“You get to see all the same video I do, at the same time I do,” Mark Adler, project manager at NASA’s Jet Propulsion Laboratory in Pasadena, California, said in an online news release.

“This year’s test is centered on how our newly designed supersonic parachute will perform. We think we have a great design ready for the challenge, but the proof is in the pudding and the pudding will be made live for everyone to see.”

Updating decades-old technology

Last year, when the LDSD was tested for the first time — also launched from the U.S. Navy’s Pacific Missile Range facility in Kauai, Hawaii — the deployment of the parachute was the only problem, when it didn’t inflate as expected.

This time around, a new design is being tested: the Supersonic Ringsail parachute, which NASA says is the largest supersonic parachute ever tested for landing on Mars.

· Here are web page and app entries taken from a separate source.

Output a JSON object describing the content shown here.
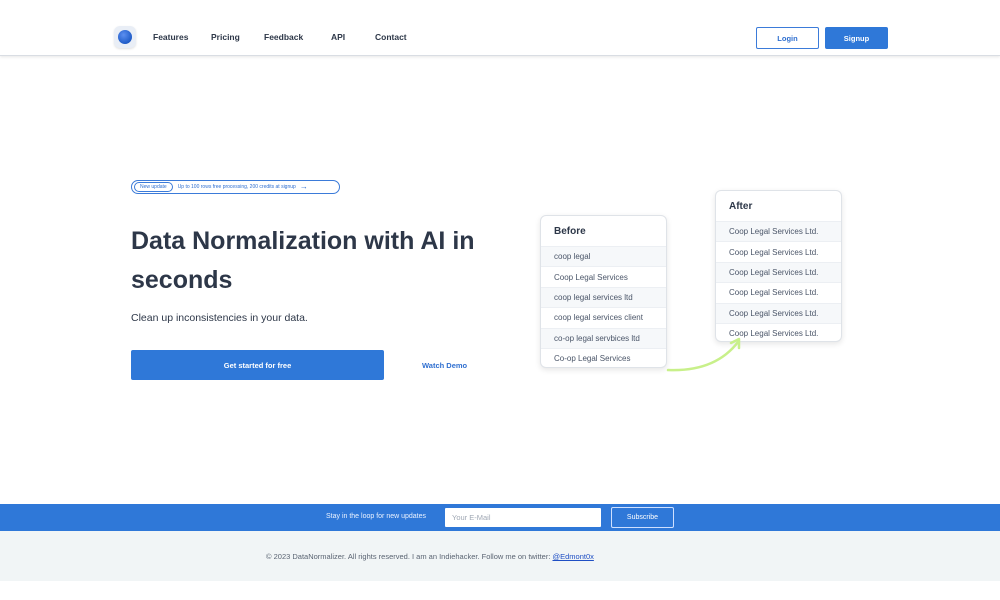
{
  "nav": {
    "links": [
      "Features",
      "Pricing",
      "Feedback",
      "API",
      "Contact"
    ],
    "login_label": "Login",
    "signup_label": "Signup"
  },
  "hero": {
    "badge_label": "New update",
    "badge_text": "Up to 100 rows free processing, 200 credits at signup",
    "badge_arrow": "→",
    "title": "Data Normalization with AI in seconds",
    "subtitle": "Clean up inconsistencies in your data.",
    "cta_label": "Get started for free",
    "demo_label": "Watch Demo"
  },
  "before_card": {
    "title": "Before",
    "rows": [
      "coop legal",
      "Coop Legal Services",
      "coop legal services ltd",
      "coop legal services client",
      "co-op legal servbices ltd",
      "Co-op Legal Services"
    ]
  },
  "after_card": {
    "title": "After",
    "rows": [
      "Coop Legal Services Ltd.",
      "Coop Legal Services Ltd.",
      "Coop Legal Services Ltd.",
      "Coop Legal Services Ltd.",
      "Coop Legal Services Ltd.",
      "Coop Legal Services Ltd."
    ]
  },
  "newsletter": {
    "text": "Stay in the loop for new updates",
    "placeholder": "Your E-Mail",
    "button_label": "Subscribe"
  },
  "footer": {
    "text": "© 2023 DataNormalizer. All rights reserved. I am an Indiehacker. Follow me on twitter: ",
    "link_label": "@Edmont0x"
  },
  "colors": {
    "primary": "#2f78d8",
    "text": "#2d3748",
    "footer_bg": "#f1f5f6",
    "curve": "#c8f08a"
  },
  "icons": {
    "logo": "blue-orb-logo-icon",
    "pill_arrow": "arrow-right-icon",
    "curve": "curved-arrow-icon"
  }
}
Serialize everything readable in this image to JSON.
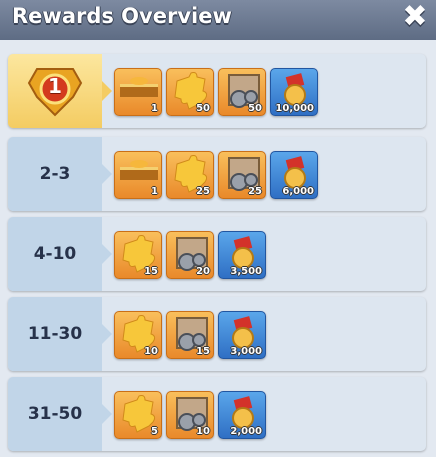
{
  "header": {
    "title": "Rewards Overview",
    "close_icon": "close-icon"
  },
  "colors": {
    "gold_row": "#f4cc62",
    "blue_row": "#c1d5e8",
    "panel": "#e3e9f1"
  },
  "rows": [
    {
      "rank": "1",
      "items": [
        {
          "icon": "chest-icon",
          "qty": "1"
        },
        {
          "icon": "puzzle-piece-icon",
          "qty": "50"
        },
        {
          "icon": "parts-crate-icon",
          "qty": "50"
        },
        {
          "icon": "medal-coin-icon",
          "qty": "10,000"
        }
      ]
    },
    {
      "rank": "2-3",
      "items": [
        {
          "icon": "chest-icon",
          "qty": "1"
        },
        {
          "icon": "puzzle-piece-icon",
          "qty": "25"
        },
        {
          "icon": "parts-crate-icon",
          "qty": "25"
        },
        {
          "icon": "medal-coin-icon",
          "qty": "6,000"
        }
      ]
    },
    {
      "rank": "4-10",
      "items": [
        {
          "icon": "puzzle-piece-icon",
          "qty": "15"
        },
        {
          "icon": "parts-crate-icon",
          "qty": "20"
        },
        {
          "icon": "medal-coin-icon",
          "qty": "3,500"
        }
      ]
    },
    {
      "rank": "11-30",
      "items": [
        {
          "icon": "puzzle-piece-icon",
          "qty": "10"
        },
        {
          "icon": "parts-crate-icon",
          "qty": "15"
        },
        {
          "icon": "medal-coin-icon",
          "qty": "3,000"
        }
      ]
    },
    {
      "rank": "31-50",
      "items": [
        {
          "icon": "puzzle-piece-icon",
          "qty": "5"
        },
        {
          "icon": "parts-crate-icon",
          "qty": "10"
        },
        {
          "icon": "medal-coin-icon",
          "qty": "2,000"
        }
      ]
    }
  ]
}
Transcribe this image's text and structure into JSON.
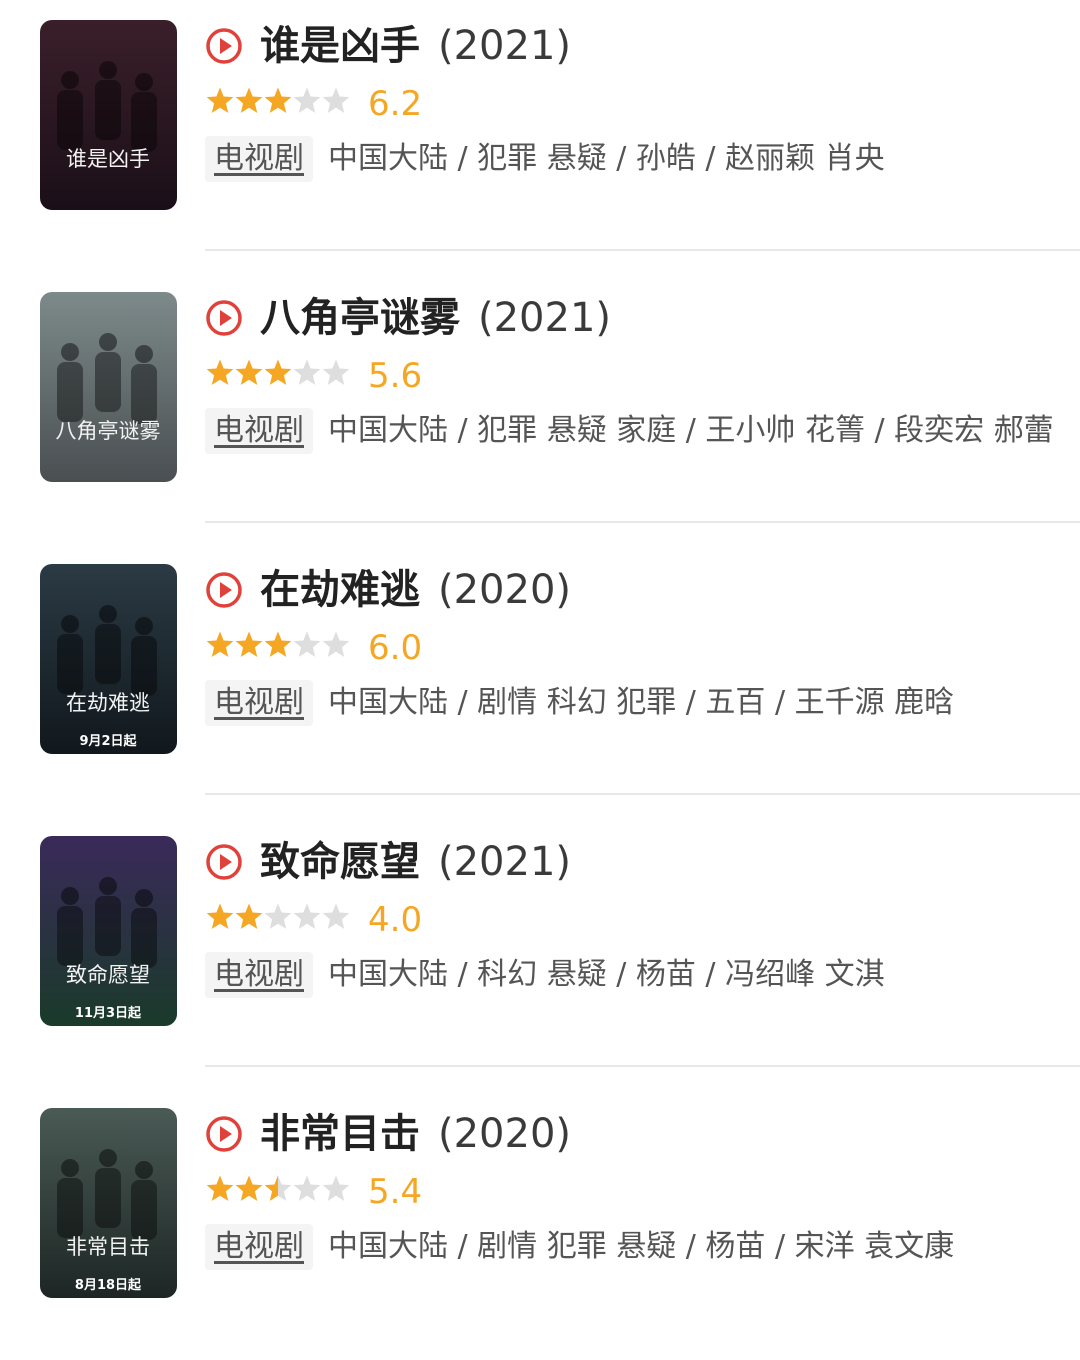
{
  "colors": {
    "play_icon": "#e0413a",
    "star_filled": "#f5a623",
    "star_empty": "#dedede",
    "rating_text": "#f5a623"
  },
  "icons": {
    "play": "play-circle-icon",
    "star": "star-icon"
  },
  "items": [
    {
      "title": "谁是凶手",
      "year": "(2021)",
      "stars_filled": 3,
      "rating": "6.2",
      "tag": "电视剧",
      "meta": "中国大陆 / 犯罪 悬疑 / 孙皓 / 赵丽颖 肖央",
      "poster_text": "谁是凶手",
      "poster_colors": [
        "#3a1f2a",
        "#1a0f18"
      ]
    },
    {
      "title": "八角亭谜雾",
      "year": "(2021)",
      "stars_filled": 3,
      "rating": "5.6",
      "tag": "电视剧",
      "meta": "中国大陆 / 犯罪 悬疑 家庭 / 王小帅 花箐 / 段奕宏 郝蕾",
      "poster_text": "八角亭谜雾",
      "poster_colors": [
        "#7d8a8a",
        "#4a4f52"
      ]
    },
    {
      "title": "在劫难逃",
      "year": "(2020)",
      "stars_filled": 3,
      "rating": "6.0",
      "tag": "电视剧",
      "meta": "中国大陆 / 剧情 科幻 犯罪 / 五百 / 王千源 鹿晗",
      "poster_text": "在劫难逃",
      "poster_caption": "9月2日起",
      "poster_colors": [
        "#2b3a44",
        "#11181d"
      ]
    },
    {
      "title": "致命愿望",
      "year": "(2021)",
      "stars_filled": 2,
      "rating": "4.0",
      "tag": "电视剧",
      "meta": "中国大陆 / 科幻 悬疑 / 杨苗 / 冯绍峰 文淇",
      "poster_text": "致命愿望",
      "poster_caption": "11月3日起",
      "poster_colors": [
        "#3a2a5a",
        "#1a3a2a"
      ]
    },
    {
      "title": "非常目击",
      "year": "(2020)",
      "stars_filled": 2.5,
      "rating": "5.4",
      "tag": "电视剧",
      "meta": "中国大陆 / 剧情 犯罪 悬疑 / 杨苗 / 宋洋 袁文康",
      "poster_text": "非常目击",
      "poster_caption": "8月18日起",
      "poster_colors": [
        "#4a5a55",
        "#1d2624"
      ]
    }
  ]
}
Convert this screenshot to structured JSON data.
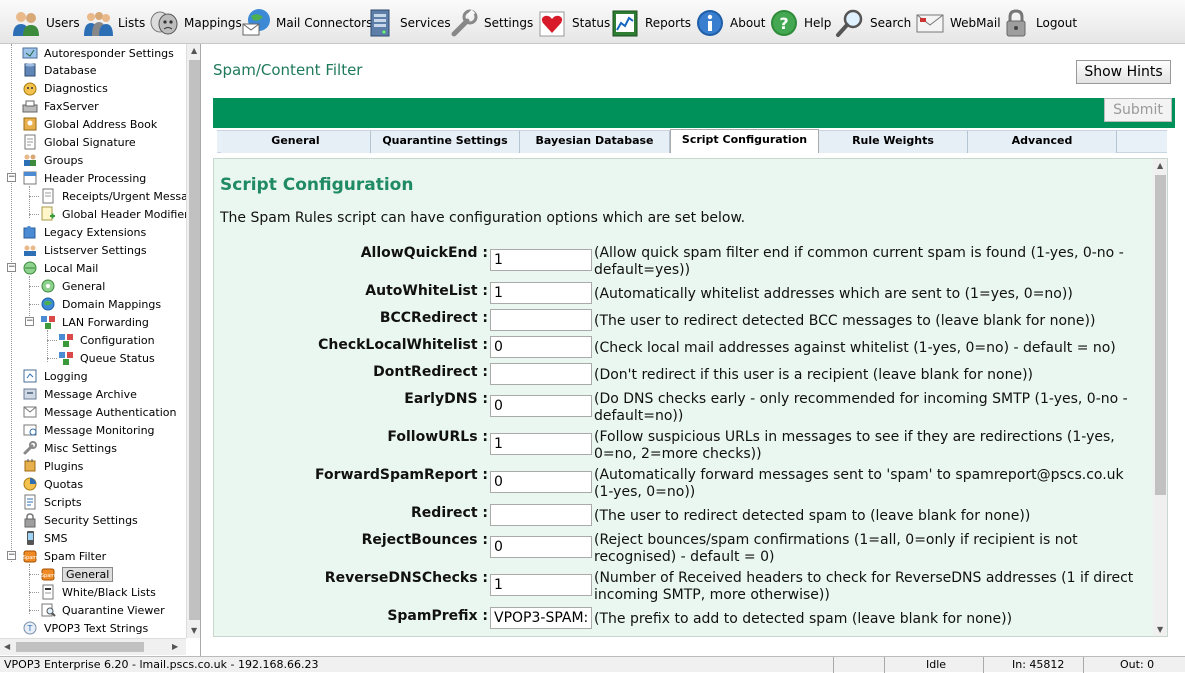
{
  "toolbar": {
    "items": [
      {
        "label": "Users",
        "icon": "users-icon"
      },
      {
        "label": "Lists",
        "icon": "lists-icon"
      },
      {
        "label": "Mappings",
        "icon": "masks-icon"
      },
      {
        "label": "Mail Connectors",
        "icon": "mail-globe-icon"
      },
      {
        "label": "Services",
        "icon": "server-icon"
      },
      {
        "label": "Settings",
        "icon": "wrench-icon"
      },
      {
        "label": "Status",
        "icon": "heart-icon"
      },
      {
        "label": "Reports",
        "icon": "chart-icon"
      },
      {
        "label": "About",
        "icon": "info-icon"
      },
      {
        "label": "Help",
        "icon": "help-icon"
      },
      {
        "label": "Search",
        "icon": "magnifier-icon"
      },
      {
        "label": "WebMail",
        "icon": "webmail-icon"
      },
      {
        "label": "Logout",
        "icon": "padlock-icon"
      }
    ]
  },
  "tree": {
    "items": [
      {
        "label": "Autoresponder Settings"
      },
      {
        "label": "Database"
      },
      {
        "label": "Diagnostics"
      },
      {
        "label": "FaxServer"
      },
      {
        "label": "Global Address Book"
      },
      {
        "label": "Global Signature"
      },
      {
        "label": "Groups"
      },
      {
        "label": "Header Processing"
      },
      {
        "label": "Receipts/Urgent Messages"
      },
      {
        "label": "Global Header Modifiers"
      },
      {
        "label": "Legacy Extensions"
      },
      {
        "label": "Listserver Settings"
      },
      {
        "label": "Local Mail"
      },
      {
        "label": "General"
      },
      {
        "label": "Domain Mappings"
      },
      {
        "label": "LAN Forwarding"
      },
      {
        "label": "Configuration"
      },
      {
        "label": "Queue Status"
      },
      {
        "label": "Logging"
      },
      {
        "label": "Message Archive"
      },
      {
        "label": "Message Authentication"
      },
      {
        "label": "Message Monitoring"
      },
      {
        "label": "Misc Settings"
      },
      {
        "label": "Plugins"
      },
      {
        "label": "Quotas"
      },
      {
        "label": "Scripts"
      },
      {
        "label": "Security Settings"
      },
      {
        "label": "SMS"
      },
      {
        "label": "Spam Filter"
      },
      {
        "label": "General"
      },
      {
        "label": "White/Black Lists"
      },
      {
        "label": "Quarantine Viewer"
      },
      {
        "label": "VPOP3 Text Strings"
      }
    ]
  },
  "main": {
    "page_title": "Spam/Content Filter",
    "show_hints_label": "Show Hints",
    "submit_label": "Submit",
    "tabs": [
      "General",
      "Quarantine Settings",
      "Bayesian Database",
      "Script Configuration",
      "Rule Weights",
      "Advanced"
    ],
    "active_tab": "Script Configuration",
    "section_title": "Script Configuration",
    "intro": "The Spam Rules script can have configuration options which are set below.",
    "options": [
      {
        "name": "AllowQuickEnd :",
        "value": "1",
        "desc": "(Allow quick spam filter end if common current spam is found (1-yes, 0-no - default=yes))"
      },
      {
        "name": "AutoWhiteList :",
        "value": "1",
        "desc": "(Automatically whitelist addresses which are sent to (1=yes, 0=no))"
      },
      {
        "name": "BCCRedirect :",
        "value": "",
        "desc": "(The user to redirect detected BCC messages to (leave blank for none))"
      },
      {
        "name": "CheckLocalWhitelist :",
        "value": "0",
        "desc": "(Check local mail addresses against whitelist (1-yes, 0=no) - default = no)"
      },
      {
        "name": "DontRedirect :",
        "value": "",
        "desc": "(Don't redirect if this user is a recipient (leave blank for none))"
      },
      {
        "name": "EarlyDNS :",
        "value": "0",
        "desc": "(Do DNS checks early - only recommended for incoming SMTP (1-yes, 0-no - default=no))"
      },
      {
        "name": "FollowURLs :",
        "value": "1",
        "desc": "(Follow suspicious URLs in messages to see if they are redirections (1-yes, 0=no, 2=more checks))"
      },
      {
        "name": "ForwardSpamReport :",
        "value": "0",
        "desc": "(Automatically forward messages sent to 'spam' to spamreport@pscs.co.uk (1-yes, 0=no))"
      },
      {
        "name": "Redirect :",
        "value": "",
        "desc": "(The user to redirect detected spam to (leave blank for none))"
      },
      {
        "name": "RejectBounces :",
        "value": "0",
        "desc": "(Reject bounces/spam confirmations (1=all, 0=only if recipient is not recognised) - default = 0)"
      },
      {
        "name": "ReverseDNSChecks :",
        "value": "1",
        "desc": "(Number of Received headers to check for ReverseDNS addresses (1 if direct incoming SMTP, more otherwise))"
      },
      {
        "name": "SpamPrefix :",
        "value": "VPOP3-SPAM:",
        "desc": "(The prefix to add to detected spam (leave blank for none))"
      }
    ]
  },
  "statusbar": {
    "app": "VPOP3 Enterprise 6.20 - lmail.pscs.co.uk - 192.168.66.23",
    "state": "Idle",
    "in": "In: 45812",
    "out": "Out: 0"
  }
}
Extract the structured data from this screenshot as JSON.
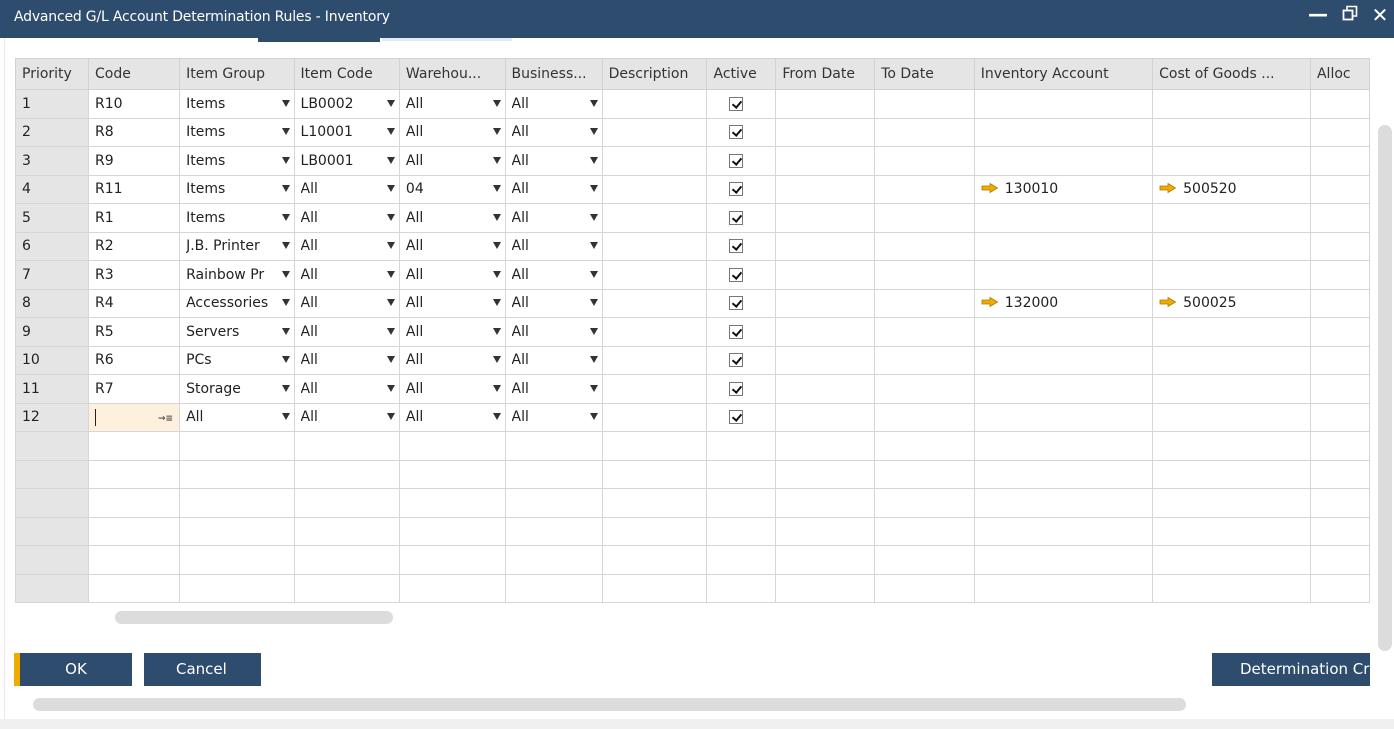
{
  "window": {
    "title": "Advanced G/L Account Determination Rules - Inventory",
    "controls": {
      "minimize": "_",
      "close": "✕"
    }
  },
  "grid": {
    "columns": [
      "Priority",
      "Code",
      "Item Group",
      "Item Code",
      "Warehou...",
      "Business...",
      "Description",
      "Active",
      "From Date",
      "To Date",
      "Inventory Account",
      "Cost of Goods ...",
      "Alloc"
    ],
    "rows": [
      {
        "priority": "1",
        "code": "R10",
        "item_group": "Items",
        "item_code": "LB0002",
        "warehouse": "All",
        "business": "All",
        "description": "",
        "active": true,
        "from_date": "",
        "to_date": "",
        "inventory_account": "",
        "cogs_account": "",
        "alloc": ""
      },
      {
        "priority": "2",
        "code": "R8",
        "item_group": "Items",
        "item_code": "L10001",
        "warehouse": "All",
        "business": "All",
        "description": "",
        "active": true,
        "from_date": "",
        "to_date": "",
        "inventory_account": "",
        "cogs_account": "",
        "alloc": ""
      },
      {
        "priority": "3",
        "code": "R9",
        "item_group": "Items",
        "item_code": "LB0001",
        "warehouse": "All",
        "business": "All",
        "description": "",
        "active": true,
        "from_date": "",
        "to_date": "",
        "inventory_account": "",
        "cogs_account": "",
        "alloc": ""
      },
      {
        "priority": "4",
        "code": "R11",
        "item_group": "Items",
        "item_code": "All",
        "warehouse": "04",
        "business": "All",
        "description": "",
        "active": true,
        "from_date": "",
        "to_date": "",
        "inventory_account": "130010",
        "cogs_account": "500520",
        "alloc": ""
      },
      {
        "priority": "5",
        "code": "R1",
        "item_group": "Items",
        "item_code": "All",
        "warehouse": "All",
        "business": "All",
        "description": "",
        "active": true,
        "from_date": "",
        "to_date": "",
        "inventory_account": "",
        "cogs_account": "",
        "alloc": ""
      },
      {
        "priority": "6",
        "code": "R2",
        "item_group": "J.B. Printer",
        "item_code": "All",
        "warehouse": "All",
        "business": "All",
        "description": "",
        "active": true,
        "from_date": "",
        "to_date": "",
        "inventory_account": "",
        "cogs_account": "",
        "alloc": ""
      },
      {
        "priority": "7",
        "code": "R3",
        "item_group": "Rainbow Pr",
        "item_code": "All",
        "warehouse": "All",
        "business": "All",
        "description": "",
        "active": true,
        "from_date": "",
        "to_date": "",
        "inventory_account": "",
        "cogs_account": "",
        "alloc": ""
      },
      {
        "priority": "8",
        "code": "R4",
        "item_group": "Accessories",
        "item_code": "All",
        "warehouse": "All",
        "business": "All",
        "description": "",
        "active": true,
        "from_date": "",
        "to_date": "",
        "inventory_account": "132000",
        "cogs_account": "500025",
        "alloc": ""
      },
      {
        "priority": "9",
        "code": "R5",
        "item_group": "Servers",
        "item_code": "All",
        "warehouse": "All",
        "business": "All",
        "description": "",
        "active": true,
        "from_date": "",
        "to_date": "",
        "inventory_account": "",
        "cogs_account": "",
        "alloc": ""
      },
      {
        "priority": "10",
        "code": "R6",
        "item_group": "PCs",
        "item_code": "All",
        "warehouse": "All",
        "business": "All",
        "description": "",
        "active": true,
        "from_date": "",
        "to_date": "",
        "inventory_account": "",
        "cogs_account": "",
        "alloc": ""
      },
      {
        "priority": "11",
        "code": "R7",
        "item_group": "Storage",
        "item_code": "All",
        "warehouse": "All",
        "business": "All",
        "description": "",
        "active": true,
        "from_date": "",
        "to_date": "",
        "inventory_account": "",
        "cogs_account": "",
        "alloc": ""
      },
      {
        "priority": "12",
        "code": "",
        "item_group": "All",
        "item_code": "All",
        "warehouse": "All",
        "business": "All",
        "description": "",
        "active": true,
        "from_date": "",
        "to_date": "",
        "inventory_account": "",
        "cogs_account": "",
        "alloc": "",
        "editing": true
      }
    ],
    "empty_rows": 6
  },
  "buttons": {
    "ok": "OK",
    "cancel": "Cancel",
    "determination": "Determination Criteria"
  },
  "colors": {
    "titlebar": "#2e4c6d",
    "button": "#2e4c6d",
    "accent": "#f0ab00",
    "link_arrow": "#f0ab00",
    "header_bg": "#e5e5e5",
    "active_cell_bg": "#fdf1de"
  }
}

Current technology for the task — decelerating from high speeds during re-entry into the atmosphere, to the final stages of landing on Mars — dates back to NASA’s Viking Program, which put two landers on the Martian surface in 1976.

The basic Viking parachute design has been used ever since. It was successfully used again in 2012 to deliver the rover Curiosity to Mars.

NASA will need new and improved landing technologies to handle the larger spaceships of tomorrow and land them on rocky surfaces, as well as at higher elevations.

This artist's concept shows the test vehicle for NASA's Low-Density Supersonic Decelerator (LDSD), designed to test landing technologies for future Mars missions. A balloon will lift the vehicle to high altitudes, where a rocket will take it even higher, to the top of the stratosphere, at several times the speed of sound. The Low-Density Supersonic Decelerator Project is managed by JPL for NASA's Space Technology Mission Directorate in Washington.

This artist’s concept shows the test vehicle for NASA’s Low-Density Supersonic Decelerator (LDSD), designed to test landing technologies for future Mars missions. A balloon will lift the vehicle to high altitudes, where a rocket will take it even higher, to the top of the stratosphere, at several times the speed of sound. The Low-Density Supersonic Decelerator Project is managed by JPL for NASA’s Space Technology Mission Directorate in Washington.

Atmospheric drag

NASA scientists hope this saucer-shaped craft could be the key.

“As NASA plans ambitious robotic science missions to Mars, laying the groundwork for even more complex human expeditions to come, the spacecraft needed to land safely on the Red Planet’s surface will become larger and heavier in order to accommodate explorers’ extended stays on the Martian surface,” the agency’s website said.

This means the supersonic parachute will have its work cut out to create sufficient atmospheric drag to slow the vehicles down so they can be landed safely. Using drag for deceleration means precious fuel can be saved for landing maneuvers.

A third test flight for the LDSD is scheduled for summer 2016.